The NAB released its quarterly business survey this morning. That’s the big brother to the monthly survey the NAB releases. It has more participants and takes a deeper dive into the economy.
For the second quarter the survey showed that business confidence, +4 from 0 last time, just hit the highest level since the third quarter last year. Business conditions also printed +1, rising a point from the first quarter of the year.
Both measures are substantially down on the latest reads of +10 for confidence and +11 for conditions from the smaller monthly survey for July. But NAB chief economist Alan Oster highlighted the quarterly results were still strong as they were at or above the long-term averages and “firms’ expectations for future activity improved”.
He highlighted the building momentum within the business sector saying:
While Australia continues to face a ‘patchwork’ economy, the Q2 Survey finally gave some indication that positive momentum is broadening across sectors. In particular, confidence is now positive for all industries outside of the mining sector. This is not the case for conditions, although fewer industries had negative conditions in Q2 than last quarter.
Equally if you look at the trading and profitability numbers and then view them against the latest monthly survey, it is clear that the preconditions for investment – capex – outside the mining industry are also growing.
On the topic of Australia’s much-needed lift in business investment and capital expenditure, Oster said:
Current business investment activity has lifted from the lows of recent years, and hit its highest level since late 2013 in Q2. The mining capex index for Q2 was the worst performing among the major industries, at -23 points, followed by transport/utilities at -3 points.
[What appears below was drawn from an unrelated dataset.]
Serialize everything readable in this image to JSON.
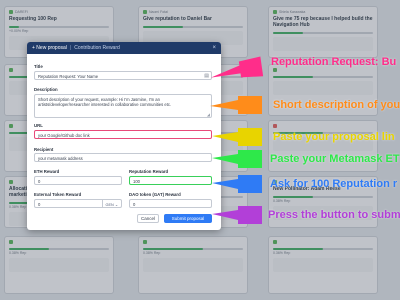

Construction capex was surprisingly weak (-2) which likely reflects a sharp drop in mining construction activity – offsetting stronger residential construction. In contrast, current capex is highest in recreation & personal services (+23), followed by retail (+21). Nevertheless, the NAB expected capex index suggests growth may lift notably in the next 12 months, even though expectations eased in Q2.
Part of this improved outlook is that capacity utilisation throughout the economy has lifted and, at 80.9%, is above the long-run average.
“The upward trend in utilisation rates is an encouraging sign for future business investment activity,” Oster said. But he highlighted the fact that businesses still require very high hurdle rates is a handbrake on investment.
But, as the improvement in the quarterly and monthly readings for profitability and trading suggest, the overall environment for Australian businesses is looking better.
From there, it’s not a long hop to investment and capital expenditure. That’s good news for Australia’s economic transition.